One of the Nerine pots has a population of snowdrops thriving in it, an accidental bulb probably got carried in with some old compost. I find it challenging. It adds interest in the spring but offends my sense that the label in the pot should accurately represent the contents. I feel slightly aggrieved when I look at it, something is wrong that isn't really wrong. I like it and I'm going to do more of it.

26th July 2020

Calanthe reflexa .
Autumn has been signposted throughout the garden this week. I have cut down a number of trees and exposed a large Acer palmatum to the light. It hasn't seen this much sunshine since it lived in a pot beside my front door. It has responded by showing the first signs of coppery colour in the top of the canopy. It is now tall enough to have a canopy. I looked at it as I walked around, uncertain whether it was stress or autumn causing the effect. I decided that it was autumn.
In the greenhouse, Calanthe reflexa has flowered. The spring Calanthe have come and gone. A long leafy period followed and now I have flowers again, a second bite of the Calanthe cherry.
I have grown a number of Calanthe over the years though eventually I killed them with a mixture of complacency and ignorance. C. reflexa was one that I missed, it had flowered cheerfully for a number of years as the summer garden scorched, a cool promise of autumn to come. I was delighted when I was able to replace it and even more delighted to see it flower again.
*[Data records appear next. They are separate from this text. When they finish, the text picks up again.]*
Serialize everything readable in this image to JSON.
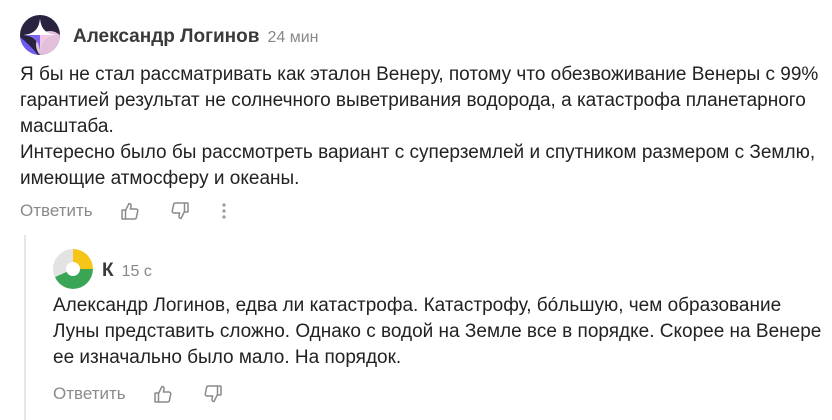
{
  "comments": [
    {
      "author": "Александр Логинов",
      "time": "24 мин",
      "paragraphs": [
        "Я бы не стал рассматривать как эталон Венеру, потому что обезвоживание Венеры с 99% гарантией результат не солнечного выветривания водорода, а катастрофа планетарного масштаба.",
        "Интересно было бы рассмотреть вариант с суперземлей и спутником размером с Землю, имеющие атмосферу и океаны."
      ],
      "reply_label": "Ответить",
      "avatar_icon": "star-avatar-icon"
    },
    {
      "author": "К",
      "time": "15 с",
      "paragraphs": [
        "Александр Логинов, едва ли катастрофа. Катастрофу, бóльшую, чем образование Луны представить сложно. Однако с водой на Земле все в порядке. Скорее на Венере ее изначально было мало. На порядок."
      ],
      "reply_label": "Ответить",
      "avatar_icon": "tricolor-avatar-icon"
    }
  ],
  "colors": {
    "text": "#222222",
    "muted": "#8a8a8a",
    "thread_line": "#e6e6e6",
    "avatar1_bg": "#1a1a2e",
    "avatar1_accent": "#6f5cf5",
    "avatar1_pink": "#f26bd6",
    "avatar2_yellow": "#f5c518",
    "avatar2_green": "#3aa655",
    "avatar2_gray": "#d8d8d8"
  }
}
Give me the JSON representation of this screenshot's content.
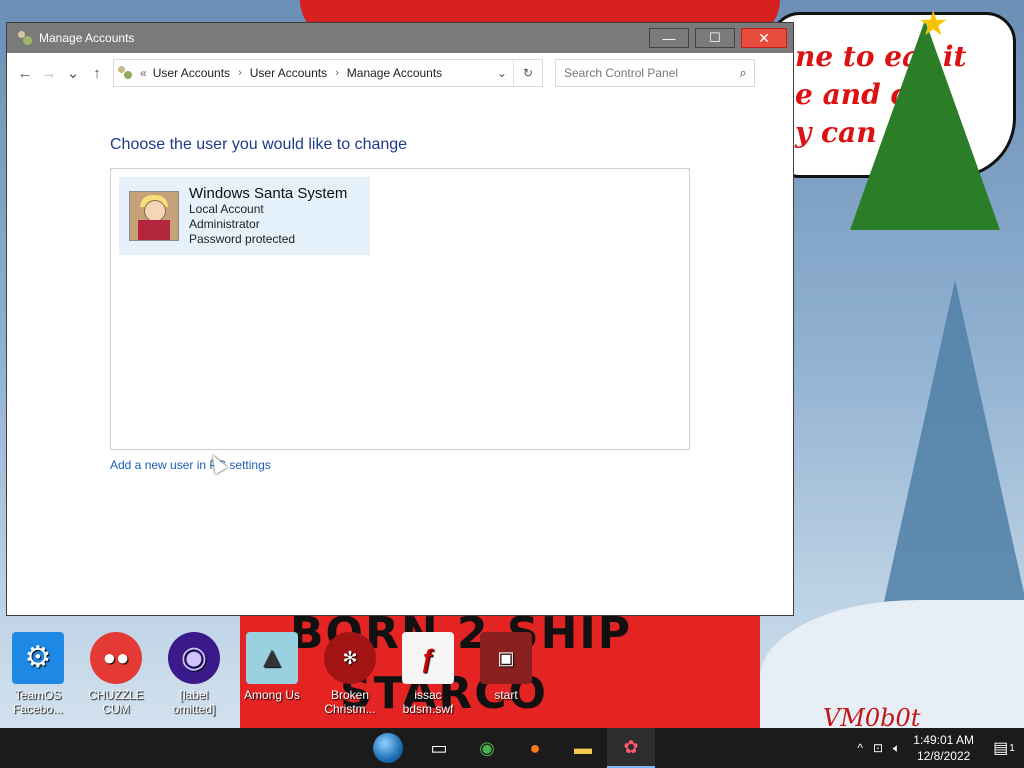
{
  "window": {
    "title": "Manage Accounts",
    "minimize_glyph": "—",
    "maximize_glyph": "☐",
    "close_glyph": "✕"
  },
  "nav": {
    "back_glyph": "←",
    "forward_glyph": "→",
    "recent_glyph": "⌄",
    "up_glyph": "↑"
  },
  "address": {
    "overflow": "«",
    "crumbs": [
      "User Accounts",
      "User Accounts",
      "Manage Accounts"
    ],
    "separator": "›",
    "dropdown_glyph": "⌄",
    "refresh_glyph": "↻"
  },
  "search": {
    "placeholder": "Search Control Panel",
    "icon": "search-icon"
  },
  "main": {
    "heading": "Choose the user you would like to change",
    "accounts": [
      {
        "name": "Windows Santa System",
        "type": "Local Account",
        "role": "Administrator",
        "security": "Password protected"
      }
    ],
    "add_user_link": "Add a new user in PC settings"
  },
  "wallpaper": {
    "speech_line1": "ne to eat it",
    "speech_line2": "e and c",
    "speech_line3": "y can",
    "banner_line1": "BORN 2 SHIP",
    "banner_line2": "STARCO",
    "watermark": "VM0b0t"
  },
  "desktop_icons": [
    {
      "label_1": "TeamOS",
      "label_2": "Facebo...",
      "icon": "settings-gear-icon"
    },
    {
      "label_1": "CHUZZLE",
      "label_2": "CUM",
      "icon": "chuzzle-icon"
    },
    {
      "label_1": "[label",
      "label_2": "omitted]",
      "icon": "disc-icon"
    },
    {
      "label_1": "Among Us",
      "label_2": "",
      "icon": "among-us-icon"
    },
    {
      "label_1": "Broken",
      "label_2": "Christm...",
      "icon": "christmas-ornament-icon"
    },
    {
      "label_1": "issac",
      "label_2": "bdsm.swf",
      "icon": "flash-file-icon"
    },
    {
      "label_1": "start",
      "label_2": "",
      "icon": "start-app-icon"
    }
  ],
  "taskbar": {
    "apps": [
      "task-view-icon",
      "chrome-icon",
      "firefox-icon",
      "file-explorer-icon",
      "control-panel-icon"
    ],
    "tray_chevron": "^",
    "time": "1:49:01 AM",
    "date": "12/8/2022",
    "notification_count": "1"
  }
}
26th July 2020

Cyclamen hederifolium .
Last week a sharp overnight shower had fallen before I wrote this piece. The meadow grasses through the garden were hanging their soaked heads and silvery droplets soaked my shoes as I walked through them. I thought that the next decent fall of rain would bring the Cyclamen into flower. I was wrong. Once again I was ambling along behind events. When the garden cooled in the evening I wandered around for a bit and found a single Cyclamen flower caught in a shaft of evening sunshine. It is an early flowering individual, the same one has been heralding autumn for several years now. It doesn't represent the main Cyclamen season, it is just an advisory flower. Be prepared, things are moving.
As indeed they are. There is a small collection of Cyclamen species down in the greenhouse. Through the summer they have looked like pots of gravel and would have been easy to throw out. Now there is a scattering of buds showing. Four weeks after the summer solstice the balance of the seasons has tipped.
I meant to get the chimney swept in the long slow days of summer. I meant to get the heaters serviced before there was any chance of cold weather. The Cyclamen have arrived to nudge me out of inactivity.